Which industries are using visual leadership today?

The methods drew out of the high-tech field in which designers and engineers are active. Both professionals use visualization as a central strategy for coming up with new ideas and implementing them. But the dramatic rise in big data, analytics of all kinds, and general growth in information and communications fueled by the web means that every management team need to process a great deal of information to make sense out of things and make decisions. As a result, visualization is an active part of planning and product development in every kind of consumer-goods organization, service organization, healthcare system, professional association, government agencies, and not-for-profits.

What is your experience in the visual facilitation world?

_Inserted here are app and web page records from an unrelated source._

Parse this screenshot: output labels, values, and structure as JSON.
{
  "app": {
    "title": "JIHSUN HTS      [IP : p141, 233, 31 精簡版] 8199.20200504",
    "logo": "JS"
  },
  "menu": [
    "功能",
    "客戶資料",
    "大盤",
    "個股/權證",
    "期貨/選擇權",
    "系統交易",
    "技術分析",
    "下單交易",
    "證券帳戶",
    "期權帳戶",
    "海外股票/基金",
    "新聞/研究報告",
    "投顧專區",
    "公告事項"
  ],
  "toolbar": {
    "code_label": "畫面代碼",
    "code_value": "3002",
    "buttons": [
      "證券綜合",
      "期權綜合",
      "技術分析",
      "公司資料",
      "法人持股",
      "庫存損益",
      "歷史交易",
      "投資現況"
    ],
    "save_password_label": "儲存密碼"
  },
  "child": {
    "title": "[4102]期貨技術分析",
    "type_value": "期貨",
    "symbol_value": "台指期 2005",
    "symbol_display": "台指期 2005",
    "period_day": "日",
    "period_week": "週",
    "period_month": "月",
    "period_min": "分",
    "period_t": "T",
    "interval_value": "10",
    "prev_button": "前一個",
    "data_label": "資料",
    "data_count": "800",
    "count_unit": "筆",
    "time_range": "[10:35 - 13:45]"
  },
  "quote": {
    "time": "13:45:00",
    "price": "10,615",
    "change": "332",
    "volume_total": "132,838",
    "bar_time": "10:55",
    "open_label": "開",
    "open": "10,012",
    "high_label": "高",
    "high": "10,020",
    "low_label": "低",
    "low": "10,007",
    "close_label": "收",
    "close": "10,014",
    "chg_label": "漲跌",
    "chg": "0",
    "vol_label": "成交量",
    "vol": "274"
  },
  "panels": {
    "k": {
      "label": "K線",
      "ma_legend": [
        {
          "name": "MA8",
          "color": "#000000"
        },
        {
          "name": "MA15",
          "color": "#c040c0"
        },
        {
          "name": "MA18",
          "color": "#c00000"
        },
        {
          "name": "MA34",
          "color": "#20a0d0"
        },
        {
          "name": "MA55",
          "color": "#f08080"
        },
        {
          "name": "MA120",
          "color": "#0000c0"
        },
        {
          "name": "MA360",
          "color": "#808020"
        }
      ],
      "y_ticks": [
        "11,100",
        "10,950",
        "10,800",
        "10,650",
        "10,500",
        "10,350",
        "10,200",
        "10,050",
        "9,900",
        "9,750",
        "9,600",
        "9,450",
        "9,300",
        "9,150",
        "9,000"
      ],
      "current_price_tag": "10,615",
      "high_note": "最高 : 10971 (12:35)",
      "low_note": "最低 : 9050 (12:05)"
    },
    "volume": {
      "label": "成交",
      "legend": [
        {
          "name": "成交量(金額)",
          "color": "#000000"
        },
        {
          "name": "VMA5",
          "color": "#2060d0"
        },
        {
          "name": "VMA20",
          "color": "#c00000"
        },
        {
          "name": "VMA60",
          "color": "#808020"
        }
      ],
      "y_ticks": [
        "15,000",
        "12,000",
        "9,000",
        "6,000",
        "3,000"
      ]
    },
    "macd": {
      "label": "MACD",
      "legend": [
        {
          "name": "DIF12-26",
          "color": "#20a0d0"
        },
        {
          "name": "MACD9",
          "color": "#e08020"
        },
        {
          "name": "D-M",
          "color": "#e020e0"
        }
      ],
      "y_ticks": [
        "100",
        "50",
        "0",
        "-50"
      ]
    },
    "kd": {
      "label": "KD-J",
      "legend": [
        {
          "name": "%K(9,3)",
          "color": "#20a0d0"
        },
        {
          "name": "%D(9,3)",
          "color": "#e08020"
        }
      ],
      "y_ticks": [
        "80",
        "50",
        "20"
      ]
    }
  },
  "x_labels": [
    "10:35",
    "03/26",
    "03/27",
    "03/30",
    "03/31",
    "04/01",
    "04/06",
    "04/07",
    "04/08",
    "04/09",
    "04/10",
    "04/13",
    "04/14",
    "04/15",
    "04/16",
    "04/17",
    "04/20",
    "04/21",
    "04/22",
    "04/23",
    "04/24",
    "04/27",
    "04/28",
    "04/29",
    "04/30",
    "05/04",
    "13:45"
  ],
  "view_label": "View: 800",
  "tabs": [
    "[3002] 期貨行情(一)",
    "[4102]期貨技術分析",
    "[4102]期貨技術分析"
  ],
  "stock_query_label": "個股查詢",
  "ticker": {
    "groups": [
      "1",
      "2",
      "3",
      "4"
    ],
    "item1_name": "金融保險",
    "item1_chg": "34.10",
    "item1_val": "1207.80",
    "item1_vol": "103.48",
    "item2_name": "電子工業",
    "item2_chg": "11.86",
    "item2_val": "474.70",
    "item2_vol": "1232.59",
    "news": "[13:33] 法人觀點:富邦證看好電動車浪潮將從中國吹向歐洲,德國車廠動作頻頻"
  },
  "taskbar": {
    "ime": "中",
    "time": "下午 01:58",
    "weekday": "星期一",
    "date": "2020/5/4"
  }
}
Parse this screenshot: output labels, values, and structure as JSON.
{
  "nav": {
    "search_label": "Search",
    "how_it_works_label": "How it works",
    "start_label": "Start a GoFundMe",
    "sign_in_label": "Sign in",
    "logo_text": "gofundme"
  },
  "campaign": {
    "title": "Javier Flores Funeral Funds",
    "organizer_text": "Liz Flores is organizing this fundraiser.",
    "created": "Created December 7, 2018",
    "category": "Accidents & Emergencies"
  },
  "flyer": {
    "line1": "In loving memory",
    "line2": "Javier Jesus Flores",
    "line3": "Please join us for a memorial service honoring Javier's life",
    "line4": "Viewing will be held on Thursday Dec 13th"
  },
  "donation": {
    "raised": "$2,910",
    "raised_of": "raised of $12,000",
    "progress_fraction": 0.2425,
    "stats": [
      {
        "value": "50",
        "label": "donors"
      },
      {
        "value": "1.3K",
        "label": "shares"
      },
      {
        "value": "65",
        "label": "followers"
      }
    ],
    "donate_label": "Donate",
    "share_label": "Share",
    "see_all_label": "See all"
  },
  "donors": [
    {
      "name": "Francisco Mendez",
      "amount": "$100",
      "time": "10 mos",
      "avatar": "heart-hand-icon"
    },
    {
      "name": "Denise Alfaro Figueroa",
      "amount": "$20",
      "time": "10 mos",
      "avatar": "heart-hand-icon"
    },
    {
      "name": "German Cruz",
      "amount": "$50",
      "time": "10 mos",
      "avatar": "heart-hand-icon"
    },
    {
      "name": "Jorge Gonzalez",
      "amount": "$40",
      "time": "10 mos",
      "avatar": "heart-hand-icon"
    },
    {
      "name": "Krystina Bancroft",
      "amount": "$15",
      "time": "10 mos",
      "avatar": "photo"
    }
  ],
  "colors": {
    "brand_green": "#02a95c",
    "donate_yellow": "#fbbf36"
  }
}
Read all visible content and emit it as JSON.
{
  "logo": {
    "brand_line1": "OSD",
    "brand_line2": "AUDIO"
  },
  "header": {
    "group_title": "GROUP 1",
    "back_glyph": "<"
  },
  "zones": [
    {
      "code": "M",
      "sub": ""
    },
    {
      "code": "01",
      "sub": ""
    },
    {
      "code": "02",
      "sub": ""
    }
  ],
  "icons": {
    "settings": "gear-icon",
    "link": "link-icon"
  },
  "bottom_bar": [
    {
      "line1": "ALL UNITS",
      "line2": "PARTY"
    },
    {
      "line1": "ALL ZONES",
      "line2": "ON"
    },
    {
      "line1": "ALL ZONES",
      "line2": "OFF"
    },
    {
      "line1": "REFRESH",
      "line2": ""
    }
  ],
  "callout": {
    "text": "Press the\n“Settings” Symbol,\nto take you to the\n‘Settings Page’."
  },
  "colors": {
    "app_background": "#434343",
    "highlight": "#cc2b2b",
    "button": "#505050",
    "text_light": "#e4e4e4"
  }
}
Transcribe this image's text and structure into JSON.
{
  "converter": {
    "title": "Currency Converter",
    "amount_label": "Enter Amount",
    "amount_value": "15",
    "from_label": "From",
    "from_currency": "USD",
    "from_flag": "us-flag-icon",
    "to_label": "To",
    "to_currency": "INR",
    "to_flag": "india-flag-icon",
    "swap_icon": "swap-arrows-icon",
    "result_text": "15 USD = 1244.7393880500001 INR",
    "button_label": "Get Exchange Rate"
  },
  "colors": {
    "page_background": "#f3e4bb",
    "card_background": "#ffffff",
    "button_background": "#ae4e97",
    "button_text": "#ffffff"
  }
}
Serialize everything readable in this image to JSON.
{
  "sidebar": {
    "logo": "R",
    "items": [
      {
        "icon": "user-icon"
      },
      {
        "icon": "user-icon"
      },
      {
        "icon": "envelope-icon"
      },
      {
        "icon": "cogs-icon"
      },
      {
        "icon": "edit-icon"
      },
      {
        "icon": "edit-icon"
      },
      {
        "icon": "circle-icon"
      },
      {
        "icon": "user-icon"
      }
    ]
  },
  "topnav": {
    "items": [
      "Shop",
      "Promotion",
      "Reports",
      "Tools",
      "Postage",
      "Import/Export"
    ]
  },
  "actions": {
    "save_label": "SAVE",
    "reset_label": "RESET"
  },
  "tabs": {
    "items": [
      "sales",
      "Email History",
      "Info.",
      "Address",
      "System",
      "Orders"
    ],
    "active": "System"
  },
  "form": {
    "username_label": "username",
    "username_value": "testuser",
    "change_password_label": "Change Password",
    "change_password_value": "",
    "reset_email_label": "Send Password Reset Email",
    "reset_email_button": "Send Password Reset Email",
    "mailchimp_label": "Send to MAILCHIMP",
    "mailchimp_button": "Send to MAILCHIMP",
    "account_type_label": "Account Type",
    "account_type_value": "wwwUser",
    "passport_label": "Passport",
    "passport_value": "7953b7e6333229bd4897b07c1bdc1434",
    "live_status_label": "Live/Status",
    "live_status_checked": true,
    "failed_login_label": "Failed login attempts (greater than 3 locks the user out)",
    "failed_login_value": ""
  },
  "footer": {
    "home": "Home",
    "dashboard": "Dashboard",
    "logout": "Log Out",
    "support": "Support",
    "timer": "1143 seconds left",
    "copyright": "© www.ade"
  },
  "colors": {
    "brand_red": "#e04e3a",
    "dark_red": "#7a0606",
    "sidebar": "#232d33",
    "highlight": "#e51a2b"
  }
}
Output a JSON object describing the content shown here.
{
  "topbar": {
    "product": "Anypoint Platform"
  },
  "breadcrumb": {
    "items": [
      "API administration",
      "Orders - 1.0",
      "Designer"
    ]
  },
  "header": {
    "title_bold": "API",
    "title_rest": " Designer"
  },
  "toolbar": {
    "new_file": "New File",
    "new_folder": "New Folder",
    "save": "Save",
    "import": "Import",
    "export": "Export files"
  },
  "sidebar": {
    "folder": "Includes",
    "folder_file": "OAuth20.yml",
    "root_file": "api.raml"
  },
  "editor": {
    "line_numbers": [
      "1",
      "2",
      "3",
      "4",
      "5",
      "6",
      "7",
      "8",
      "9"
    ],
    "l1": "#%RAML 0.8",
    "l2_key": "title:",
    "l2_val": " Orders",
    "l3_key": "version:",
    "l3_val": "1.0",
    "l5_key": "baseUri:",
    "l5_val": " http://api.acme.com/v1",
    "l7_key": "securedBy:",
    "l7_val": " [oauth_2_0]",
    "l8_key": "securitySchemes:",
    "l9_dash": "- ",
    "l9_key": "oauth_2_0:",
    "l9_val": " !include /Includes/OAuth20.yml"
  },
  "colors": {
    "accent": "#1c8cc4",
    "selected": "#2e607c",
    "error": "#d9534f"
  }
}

I began working as a visual facilitator while doing leadership development back in the 1970s for Coro, an organization in the SF Bay Area that was a pioneer in experience-based learning. When I set up business in 1977, my initial clients were strategy consultants who wanted to use visual-meeting methods in key strategy meetings. I worked with General Electric, Apple Computer, General Mills, and Hewlett-Packard and many others during that period facilitating annual strategy retreats and processes. This evolved into long-term relationships with National Semiconductor, Mars, the National Park Service, and Hewlett-Packard facilitating strategy and the internal training of staff that could support organizational change and strategy implementation. Hundreds of other clients in nearly every sector and across the world demonstrated the viability of this approach and led to increasing focus on sharing tools and publishing about this emerging field.

How do you see visual leadership impacting organizations in the next 5 years?

Today's young people are fluid with new media, including video. They are at home with multimedia communications on many platforms. As this new generation moves into organizational life, organizations themselves will adapt and become more adept at visual communications. This is already happening in many companies, although others are still straddling generations. It is also clear that many of the bigger challenges societies and organizations face are system-level problems, with large arrays of interconnected forces and factors shaping events. Visualization of all kinds will become not just a desirable but an essential tool for understanding this level of challenge.